Daratumumab effectiveness is evaluated as a frontline treatment approach versus in later lines of therapy in patients with multiple myeloma.
Rafael Fonseca, MD: At the last American Society of Hematology [ASH] meaning we presented a simulation that asked the following question is it better to use some of your best drugs up front or save them for later? And very specifically we asked the question, if you look at patients who have transplant-ineligible myeloma, would it be better to start with something like the MAIA regimen? So, utilize Dara-Rd and then provide patients with rescue with either Pomalidomide or Carfilzomib, or would you be better off starting with something like RVd and then doing a rescue strategy with a Daratumumab-based combination?
Well, our study focused on Daratumumab. It's truly drug agnostic and the real question is are you better off using your best drugs upfront? And we did the study using the real-world data sets which can inform this type of questions. So that's an important one because we looked at populations that would be similar to what you would start up front as well as what you would use in the setting of relapse and refractory, and we can look at the duration of therapy that patients get. Importantly, we also introduce an intermediate step between the first line and the second line that includes the attrition rates.
We and others have published that there's a significant rate of attrition between the various lines of therapy. Now this is a critical point because what we have seen is if you look at the transplant ineligible, there's about a loss of about 50% of patients per each one of the lines of therapy. That is for a number of reasons, sometimes successful long-term treatment but also disease progression, patient preference, and unfortunately disease-associated death. And when we introduce those two factors and we use the real-world analysis, we projected in the simulation that it would be preferable for patients to start on a Daratumumab-based combination. In this case the DARA-Rd followed by rescue at the first line with Pomalidomide and Carfilzomib versus using RVd and then a rescue with a Daratumumab-based combination. Again, I think this is agnostic treatment.
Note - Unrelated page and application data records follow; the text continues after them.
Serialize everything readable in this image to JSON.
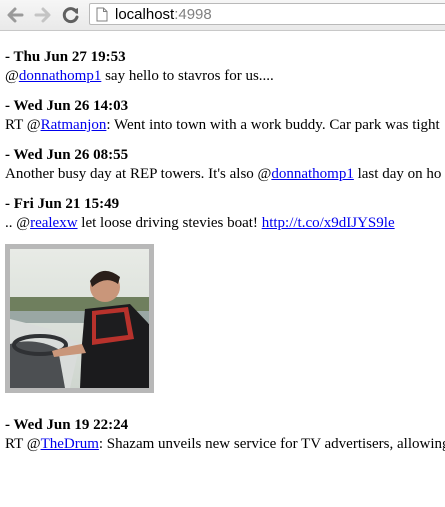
{
  "browser": {
    "url_host": "localhost",
    "url_port": ":4998"
  },
  "tweets": [
    {
      "date": "- Thu Jun 27 19:53",
      "pre": "@",
      "link": "donnathomp1",
      "post": " say hello to stavros for us...."
    },
    {
      "date": "- Wed Jun 26 14:03",
      "pre": "RT @",
      "link": "Ratmanjon",
      "post": ": Went into town with a work buddy. Car park was tight"
    },
    {
      "date": "- Wed Jun 26 08:55",
      "pre": "Another busy day at REP towers. It's also @",
      "link": "donnathomp1",
      "post": " last day on ho"
    },
    {
      "date": "- Fri Jun 21 15:49",
      "pre": ".. @",
      "link": "realexw",
      "mid": " let loose driving stevies boat! ",
      "link2": "http://t.co/x9dIJYS9le"
    },
    {
      "date": "- Wed Jun 19 22:24",
      "pre": "RT @",
      "link": "TheDrum",
      "post": ": Shazam unveils new service for TV advertisers, allowing"
    }
  ],
  "icons": {
    "back": "arrow-left",
    "forward": "arrow-right",
    "reload": "reload",
    "page": "document"
  }
}
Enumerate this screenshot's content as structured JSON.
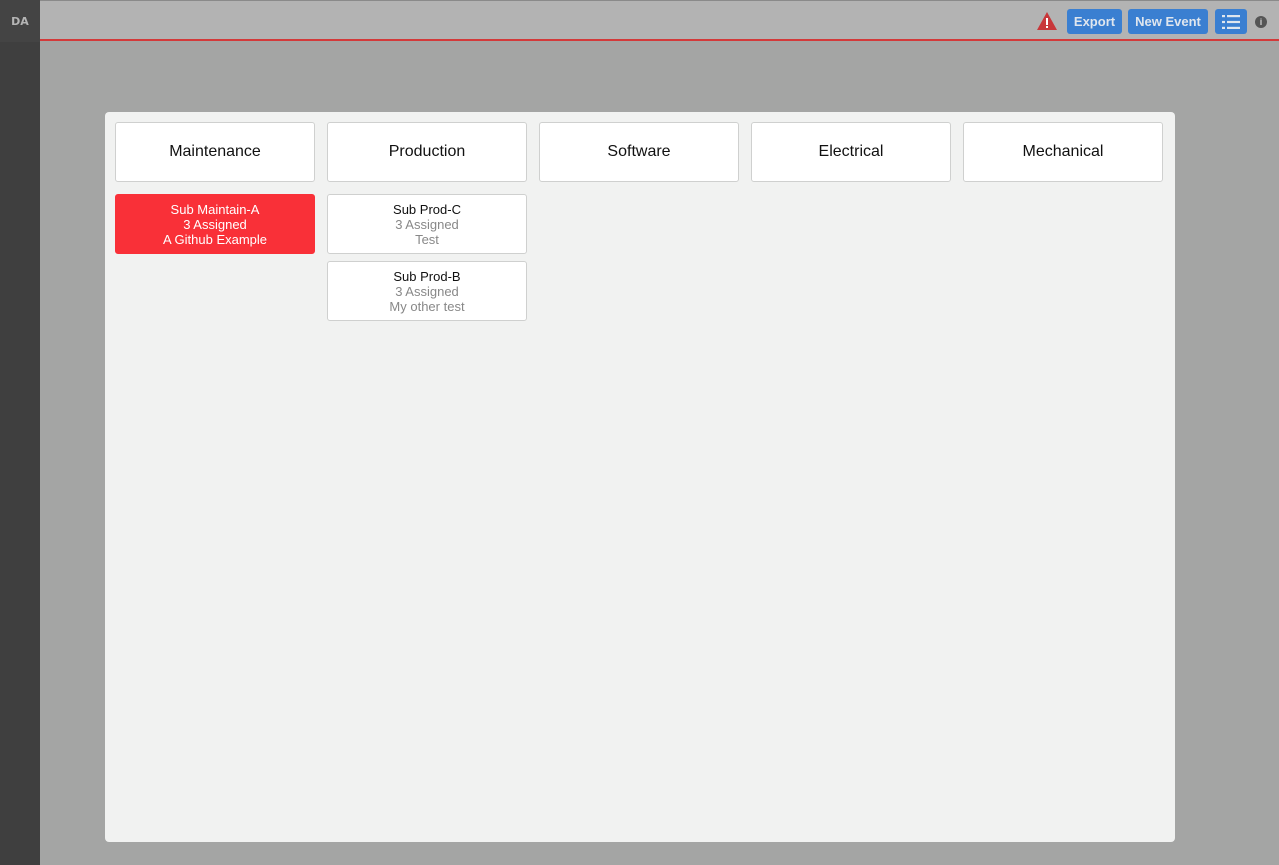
{
  "app": {
    "logo": "DA"
  },
  "toolbar": {
    "export_label": "Export",
    "new_event_label": "New Event",
    "info_label": "i"
  },
  "columns": [
    {
      "label": "Maintenance"
    },
    {
      "label": "Production"
    },
    {
      "label": "Software"
    },
    {
      "label": "Electrical"
    },
    {
      "label": "Mechanical"
    }
  ],
  "cards": [
    {
      "title": "Sub Maintain-A",
      "assigned": "3 Assigned",
      "description": "A Github Example",
      "status": "alert"
    },
    {
      "title": "Sub Prod-C",
      "assigned": "3 Assigned",
      "description": "Test",
      "status": "normal"
    },
    {
      "title": "Sub Prod-B",
      "assigned": "3 Assigned",
      "description": "My other test",
      "status": "normal"
    }
  ],
  "colors": {
    "alert": "#f93038",
    "accent": "#3a7fd1",
    "topbar_border": "#d33a3a"
  }
}
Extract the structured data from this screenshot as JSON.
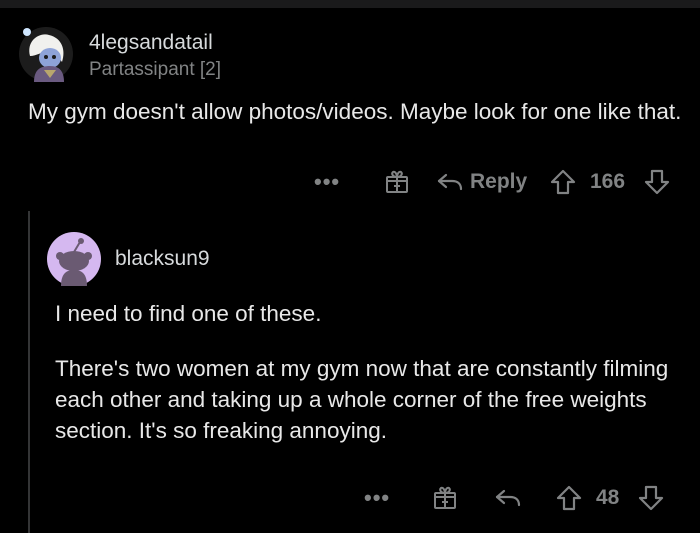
{
  "comment": {
    "username": "4legsandatail",
    "flair": "Partassipant [2]",
    "body": "My gym doesn't allow photos/videos. Maybe look for one like that.",
    "actions": {
      "more_label": "•••",
      "reply_label": "Reply",
      "votes": "166"
    }
  },
  "reply": {
    "username": "blacksun9",
    "paragraphs": [
      "I need to find one of these.",
      "There's two women at my gym now that are constantly filming each other and taking up a whole corner of the free weights section. It's so freaking annoying."
    ],
    "actions": {
      "more_label": "•••",
      "votes": "48"
    }
  },
  "colors": {
    "background": "#000000",
    "text": "#e8e8e8",
    "muted": "#818384",
    "thread_line": "#343536",
    "avatar_bg": "#d5b8f0"
  },
  "icons": [
    "user-avatar-icon",
    "award-gift-icon",
    "reply-arrow-icon",
    "upvote-arrow-icon",
    "downvote-arrow-icon",
    "more-dots-icon"
  ]
}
It just speaks that you have to use your best treatments up front so that patients can derive that benefit.
We projected in the study which is a simulation again that we would have a median overall survival of about 9.1 years with a preferred strategy that would be about 2.5 years longer. Overall survival that's starting with RVd and then trying to do a rescue with the Daratumumab. And 3.5 years longer than starting with a doublet Rd and then doing a rescue with Daratumumab. I always say don't save your power drive, don't save the best for later because there might not be that later.
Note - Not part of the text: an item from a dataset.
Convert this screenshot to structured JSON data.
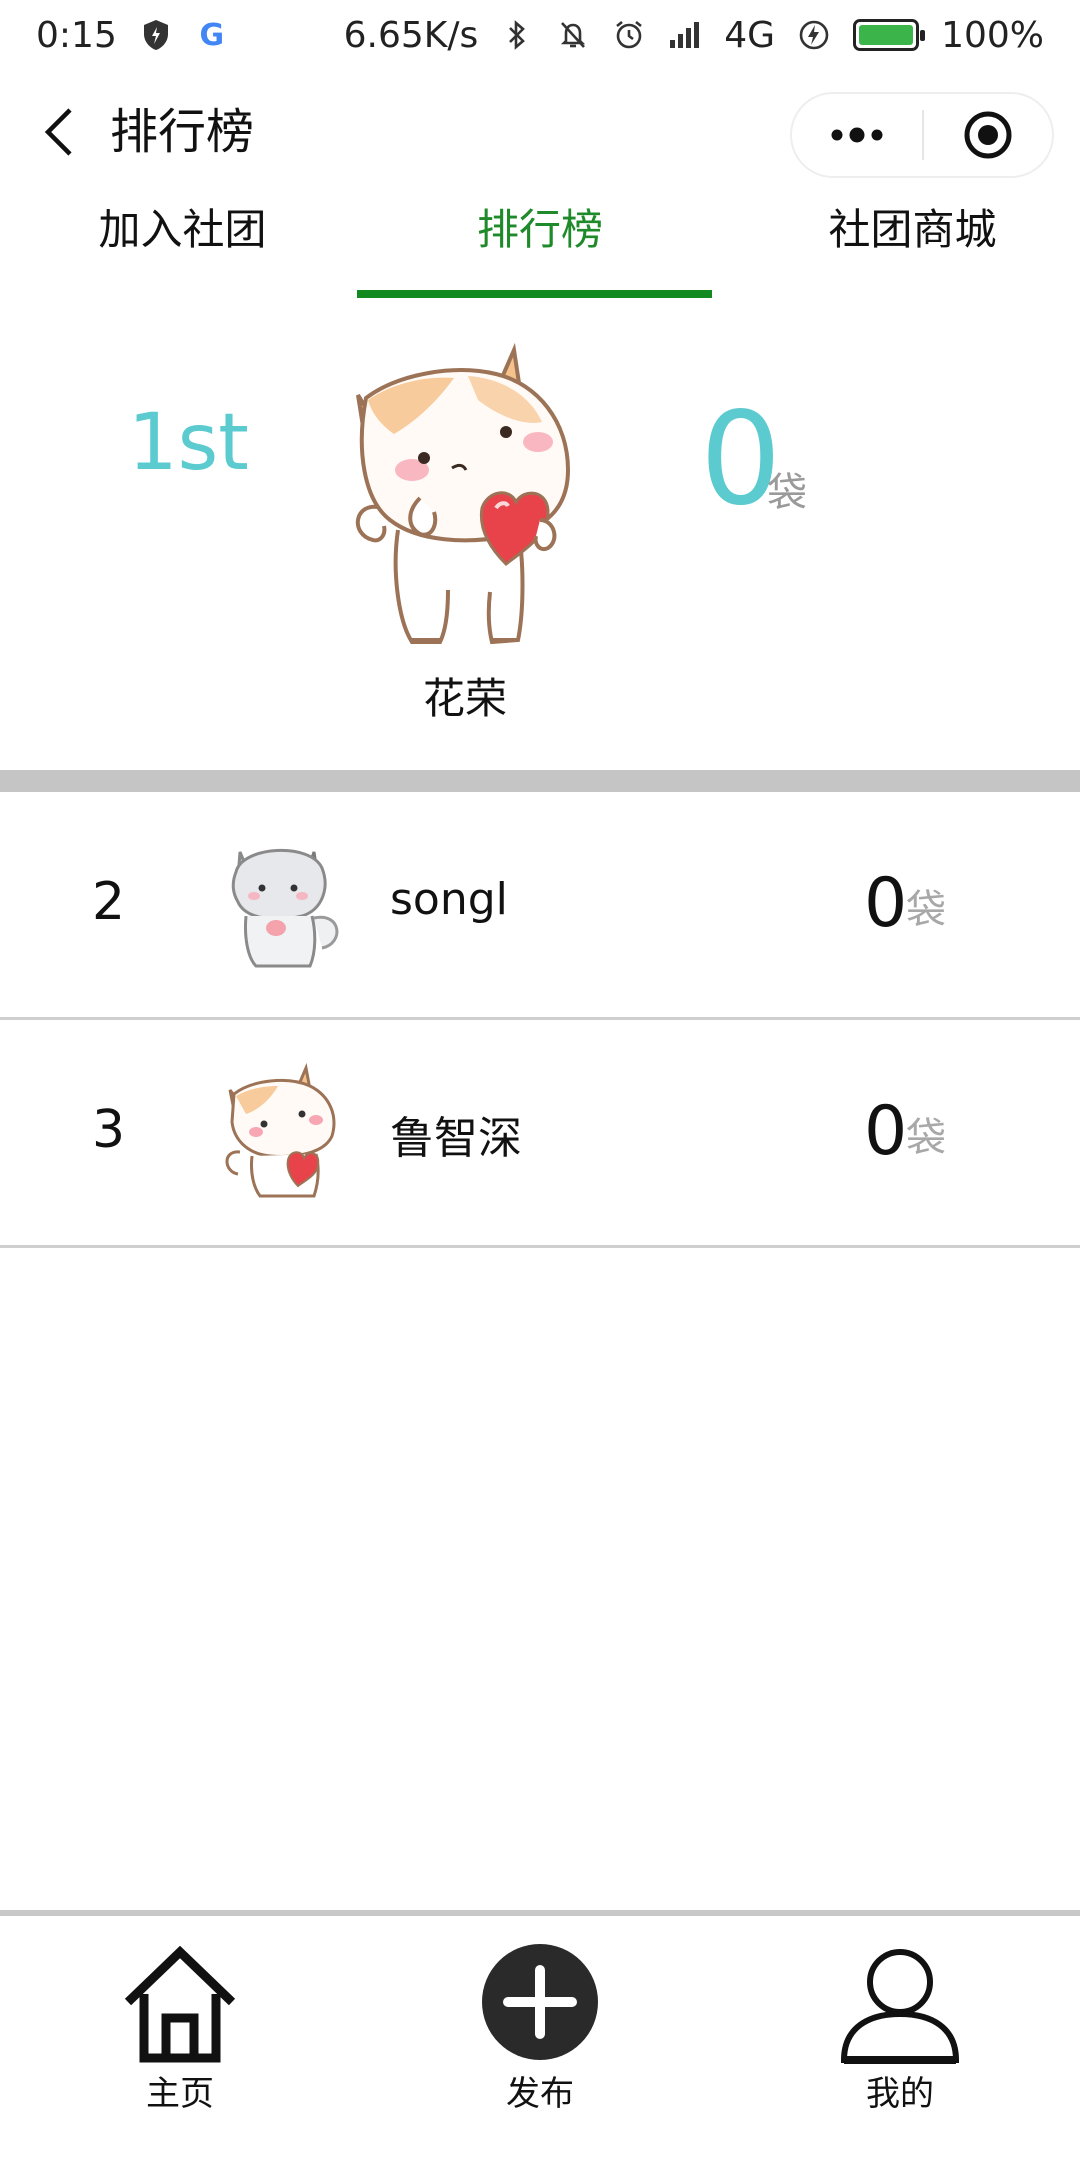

There's obviously the need to have this be tested in a prospective randomized phase-III clinical trial. That trial has been conducted. It has some slight difference in the design but it's still going to be several years out, before we know the results of that trial. Given that the two options are supported by the guidelines, category one, we think this is perhaps one more reason to consider, a MAIA frontline, the key frontline option and more so also in the absence of peripheral neuropathy for this patient. So, we're excited by how real-world data can actually inform in a situation like this, what might be the best choice for the frontline therapy of our patients.
Thank you for watching the Contemporary Cancer Network OncView Program from MJH Life Sciences. We hope you found this to be valuable to your clinical practice and we'll see you at the next one.
Transcript edited for clarity.